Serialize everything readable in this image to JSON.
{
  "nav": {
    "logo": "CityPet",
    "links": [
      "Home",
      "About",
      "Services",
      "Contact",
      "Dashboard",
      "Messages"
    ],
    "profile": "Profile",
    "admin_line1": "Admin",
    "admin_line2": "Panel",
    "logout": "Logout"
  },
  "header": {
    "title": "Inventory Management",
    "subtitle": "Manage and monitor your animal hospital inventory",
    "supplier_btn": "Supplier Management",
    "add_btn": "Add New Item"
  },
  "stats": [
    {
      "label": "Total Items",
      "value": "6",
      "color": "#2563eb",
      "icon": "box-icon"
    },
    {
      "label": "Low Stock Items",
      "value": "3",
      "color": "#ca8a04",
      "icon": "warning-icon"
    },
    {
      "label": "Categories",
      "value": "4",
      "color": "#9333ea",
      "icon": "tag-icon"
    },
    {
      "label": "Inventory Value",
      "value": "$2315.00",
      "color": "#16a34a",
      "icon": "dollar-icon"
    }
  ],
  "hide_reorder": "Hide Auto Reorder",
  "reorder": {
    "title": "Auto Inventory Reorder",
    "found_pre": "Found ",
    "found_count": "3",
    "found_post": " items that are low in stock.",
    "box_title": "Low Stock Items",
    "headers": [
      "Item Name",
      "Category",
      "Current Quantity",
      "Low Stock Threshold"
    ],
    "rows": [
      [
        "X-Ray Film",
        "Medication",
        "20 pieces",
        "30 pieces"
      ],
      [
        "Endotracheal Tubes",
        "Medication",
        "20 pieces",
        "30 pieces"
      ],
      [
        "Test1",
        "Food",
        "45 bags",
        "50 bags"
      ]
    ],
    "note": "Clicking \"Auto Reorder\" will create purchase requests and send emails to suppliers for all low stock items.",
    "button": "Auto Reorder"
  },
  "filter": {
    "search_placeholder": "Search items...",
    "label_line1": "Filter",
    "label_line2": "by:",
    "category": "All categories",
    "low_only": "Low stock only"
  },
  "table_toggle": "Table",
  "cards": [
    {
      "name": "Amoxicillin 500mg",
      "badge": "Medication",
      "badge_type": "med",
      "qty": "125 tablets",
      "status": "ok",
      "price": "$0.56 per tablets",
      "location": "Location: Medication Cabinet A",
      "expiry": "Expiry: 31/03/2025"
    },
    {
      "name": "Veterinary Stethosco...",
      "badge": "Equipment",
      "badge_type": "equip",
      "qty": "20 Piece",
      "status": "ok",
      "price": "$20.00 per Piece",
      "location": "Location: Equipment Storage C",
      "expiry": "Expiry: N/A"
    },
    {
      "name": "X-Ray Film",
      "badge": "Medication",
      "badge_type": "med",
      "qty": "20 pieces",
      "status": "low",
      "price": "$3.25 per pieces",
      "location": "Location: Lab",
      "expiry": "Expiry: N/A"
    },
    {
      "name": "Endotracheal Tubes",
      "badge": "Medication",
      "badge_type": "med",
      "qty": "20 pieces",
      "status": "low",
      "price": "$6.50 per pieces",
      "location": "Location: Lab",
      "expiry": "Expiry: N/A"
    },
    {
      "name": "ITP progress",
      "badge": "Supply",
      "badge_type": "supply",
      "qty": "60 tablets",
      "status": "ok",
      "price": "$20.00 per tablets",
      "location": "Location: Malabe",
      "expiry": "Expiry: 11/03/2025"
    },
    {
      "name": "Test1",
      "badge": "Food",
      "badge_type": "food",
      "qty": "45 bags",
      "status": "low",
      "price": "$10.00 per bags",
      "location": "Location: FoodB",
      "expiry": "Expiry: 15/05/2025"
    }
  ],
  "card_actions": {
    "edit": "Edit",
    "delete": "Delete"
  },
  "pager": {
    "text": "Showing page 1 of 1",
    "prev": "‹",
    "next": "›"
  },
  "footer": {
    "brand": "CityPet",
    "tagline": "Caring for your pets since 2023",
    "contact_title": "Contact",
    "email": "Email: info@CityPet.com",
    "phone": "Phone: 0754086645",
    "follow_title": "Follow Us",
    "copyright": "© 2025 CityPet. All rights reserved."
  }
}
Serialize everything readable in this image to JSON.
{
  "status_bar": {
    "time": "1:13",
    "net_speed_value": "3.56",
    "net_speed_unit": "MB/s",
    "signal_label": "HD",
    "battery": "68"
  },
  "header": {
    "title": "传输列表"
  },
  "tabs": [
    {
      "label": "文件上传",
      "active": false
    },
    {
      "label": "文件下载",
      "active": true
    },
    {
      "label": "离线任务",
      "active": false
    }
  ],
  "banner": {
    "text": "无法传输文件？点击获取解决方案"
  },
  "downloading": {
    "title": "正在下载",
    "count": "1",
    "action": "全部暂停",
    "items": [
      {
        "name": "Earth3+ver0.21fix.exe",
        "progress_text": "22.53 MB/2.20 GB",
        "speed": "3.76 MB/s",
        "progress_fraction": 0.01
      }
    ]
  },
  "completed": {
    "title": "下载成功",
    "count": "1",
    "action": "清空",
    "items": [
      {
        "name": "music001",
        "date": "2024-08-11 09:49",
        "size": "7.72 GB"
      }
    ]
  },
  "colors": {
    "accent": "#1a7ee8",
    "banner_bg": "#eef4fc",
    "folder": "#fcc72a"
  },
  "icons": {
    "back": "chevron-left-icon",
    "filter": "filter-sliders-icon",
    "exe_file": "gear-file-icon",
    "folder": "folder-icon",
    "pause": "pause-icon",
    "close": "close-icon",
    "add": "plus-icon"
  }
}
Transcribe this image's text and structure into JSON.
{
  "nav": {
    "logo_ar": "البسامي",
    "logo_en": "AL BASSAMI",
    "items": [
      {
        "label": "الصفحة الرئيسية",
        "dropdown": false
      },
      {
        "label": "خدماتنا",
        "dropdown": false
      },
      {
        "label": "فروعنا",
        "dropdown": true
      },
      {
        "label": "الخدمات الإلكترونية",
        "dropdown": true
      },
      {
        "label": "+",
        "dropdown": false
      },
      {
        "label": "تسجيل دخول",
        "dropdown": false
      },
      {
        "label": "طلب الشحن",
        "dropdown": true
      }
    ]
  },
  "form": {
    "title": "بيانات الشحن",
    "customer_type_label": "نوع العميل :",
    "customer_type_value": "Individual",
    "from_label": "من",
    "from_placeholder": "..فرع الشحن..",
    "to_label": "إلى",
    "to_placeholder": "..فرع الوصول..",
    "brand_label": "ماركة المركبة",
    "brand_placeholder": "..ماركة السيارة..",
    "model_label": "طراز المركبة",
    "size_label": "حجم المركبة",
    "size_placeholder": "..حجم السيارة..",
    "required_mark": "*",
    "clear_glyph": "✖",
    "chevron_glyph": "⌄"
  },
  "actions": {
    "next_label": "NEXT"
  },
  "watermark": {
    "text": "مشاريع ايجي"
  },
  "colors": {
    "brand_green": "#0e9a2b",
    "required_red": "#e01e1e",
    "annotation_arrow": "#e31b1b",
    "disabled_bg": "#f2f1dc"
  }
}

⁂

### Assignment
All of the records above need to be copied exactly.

### Expected output
Serialize everything readable in this image to JSON.
{
  "nav": {
    "logo": "CityPet",
    "links": [
      "Home",
      "About",
      "Services",
      "Contact",
      "Dashboard",
      "Messages"
    ],
    "profile": "Profile",
    "admin_line1": "Admin",
    "admin_line2": "Panel",
    "logout": "Logout"
  },
  "header": {
    "title": "Inventory Management",
    "subtitle": "Manage and monitor your animal hospital inventory",
    "supplier_btn": "Supplier Management",
    "add_btn": "Add New Item"
  },
  "stats": [
    {
      "label": "Total Items",
      "value": "6",
      "color": "#2563eb",
      "icon": "box-icon"
    },
    {
      "label": "Low Stock Items",
      "value": "3",
      "color": "#ca8a04",
      "icon": "warning-icon"
    },
    {
      "label": "Categories",
      "value": "4",
      "color": "#9333ea",
      "icon": "tag-icon"
    },
    {
      "label": "Inventory Value",
      "value": "$2315.00",
      "color": "#16a34a",
      "icon": "dollar-icon"
    }
  ],
  "hide_reorder": "Hide Auto Reorder",
  "reorder": {
    "title": "Auto Inventory Reorder",
    "found_pre": "Found ",
    "found_count": "3",
    "found_post": " items that are low in stock.",
    "box_title": "Low Stock Items",
    "headers": [
      "Item Name",
      "Category",
      "Current Quantity",
      "Low Stock Threshold"
    ],
    "rows": [
      [
        "X-Ray Film",
        "Medication",
        "20 pieces",
        "30 pieces"
      ],
      [
        "Endotracheal Tubes",
        "Medication",
        "20 pieces",
        "30 pieces"
      ],
      [
        "Test1",
        "Food",
        "45 bags",
        "50 bags"
      ]
    ],
    "note": "Clicking \"Auto Reorder\" will create purchase requests and send emails to suppliers for all low stock items.",
    "button": "Auto Reorder"
  },
  "filter": {
    "search_placeholder": "Search items...",
    "label_line1": "Filter",
    "label_line2": "by:",
    "category": "All categories",
    "low_only": "Low stock only"
  },
  "table_toggle": "Table",
  "cards": [
    {
      "name": "Amoxicillin 500mg",
      "badge": "Medication",
      "badge_type": "med",
      "qty": "125 tablets",
      "status": "ok",
      "price": "$0.56 per tablets",
      "location": "Location: Medication Cabinet A",
      "expiry": "Expiry: 31/03/2025"
    },
    {
      "name": "Veterinary Stethosco...",
      "badge": "Equipment",
      "badge_type": "equip",
      "qty": "20 Piece",
      "status": "ok",
      "price": "$20.00 per Piece",
      "location": "Location: Equipment Storage C",
      "expiry": "Expiry: N/A"
    },
    {
      "name": "X-Ray Film",
      "badge": "Medication",
      "badge_type": "med",
      "qty": "20 pieces",
      "status": "low",
      "price": "$3.25 per pieces",
      "location": "Location: Lab",
      "expiry": "Expiry: N/A"
    },
    {
      "name": "Endotracheal Tubes",
      "badge": "Medication",
      "badge_type": "med",
      "qty": "20 pieces",
      "status": "low",
      "price": "$6.50 per pieces",
      "location": "Location: Lab",
      "expiry": "Expiry: N/A"
    },
    {
      "name": "ITP progress",
      "badge": "Supply",
      "badge_type": "supply",
      "qty": "60 tablets",
      "status": "ok",
      "price": "$20.00 per tablets",
      "location": "Location: Malabe",
      "expiry": "Expiry: 11/03/2025"
    },
    {
      "name": "Test1",
      "badge": "Food",
      "badge_type": "food",
      "qty": "45 bags",
      "status": "low",
      "price": "$10.00 per bags",
      "location": "Location: FoodB",
      "expiry": "Expiry: 15/05/2025"
    }
  ],
  "card_actions": {
    "edit": "Edit",
    "delete": "Delete"
  },
  "pager": {
    "text": "Showing page 1 of 1",
    "prev": "‹",
    "next": "›"
  },
  "footer": {
    "brand": "CityPet",
    "tagline": "Caring for your pets since 2023",
    "contact_title": "Contact",
    "email": "Email: info@CityPet.com",
    "phone": "Phone: 0754086645",
    "follow_title": "Follow Us",
    "copyright": "© 2025 CityPet. All rights reserved."
  }
}
Serialize everything readable in this image to JSON.
{
  "status_bar": {
    "time": "1:13",
    "net_speed_value": "3.56",
    "net_speed_unit": "MB/s",
    "signal_label": "HD",
    "battery": "68"
  },
  "header": {
    "title": "传输列表"
  },
  "tabs": [
    {
      "label": "文件上传",
      "active": false
    },
    {
      "label": "文件下载",
      "active": true
    },
    {
      "label": "离线任务",
      "active": false
    }
  ],
  "banner": {
    "text": "无法传输文件？点击获取解决方案"
  },
  "downloading": {
    "title": "正在下载",
    "count": "1",
    "action": "全部暂停",
    "items": [
      {
        "name": "Earth3+ver0.21fix.exe",
        "progress_text": "22.53 MB/2.20 GB",
        "speed": "3.76 MB/s",
        "progress_fraction": 0.01
      }
    ]
  },
  "completed": {
    "title": "下载成功",
    "count": "1",
    "action": "清空",
    "items": [
      {
        "name": "music001",
        "date": "2024-08-11 09:49",
        "size": "7.72 GB"
      }
    ]
  },
  "colors": {
    "accent": "#1a7ee8",
    "banner_bg": "#eef4fc",
    "folder": "#fcc72a"
  },
  "icons": {
    "back": "chevron-left-icon",
    "filter": "filter-sliders-icon",
    "exe_file": "gear-file-icon",
    "folder": "folder-icon",
    "pause": "pause-icon",
    "close": "close-icon",
    "add": "plus-icon"
  }
}
Transcribe this image's text and structure into JSON.
{
  "nav": {
    "logo_ar": "البسامي",
    "logo_en": "AL BASSAMI",
    "items": [
      {
        "label": "الصفحة الرئيسية",
        "dropdown": false
      },
      {
        "label": "خدماتنا",
        "dropdown": false
      },
      {
        "label": "فروعنا",
        "dropdown": true
      },
      {
        "label": "الخدمات الإلكترونية",
        "dropdown": true
      },
      {
        "label": "+",
        "dropdown": false
      },
      {
        "label": "تسجيل دخول",
        "dropdown": false
      },
      {
        "label": "طلب الشحن",
        "dropdown": true
      }
    ]
  },
  "form": {
    "title": "بيانات الشحن",
    "customer_type_label": "نوع العميل :",
    "customer_type_value": "Individual",
    "from_label": "من",
    "from_placeholder": "..فرع الشحن..",
    "to_label": "إلى",
    "to_placeholder": "..فرع الوصول..",
    "brand_label": "ماركة المركبة",
    "brand_placeholder": "..ماركة السيارة..",
    "model_label": "طراز المركبة",
    "size_label": "حجم المركبة",
    "size_placeholder": "..حجم السيارة..",
    "required_mark": "*",
    "clear_glyph": "✖",
    "chevron_glyph": "⌄"
  },
  "actions": {
    "next_label": "NEXT"
  },
  "watermark": {
    "text": "مشاريع ايجي"
  },
  "colors": {
    "brand_green": "#0e9a2b",
    "required_red": "#e01e1e",
    "annotation_arrow": "#e31b1b",
    "disabled_bg": "#f2f1dc"
  }
}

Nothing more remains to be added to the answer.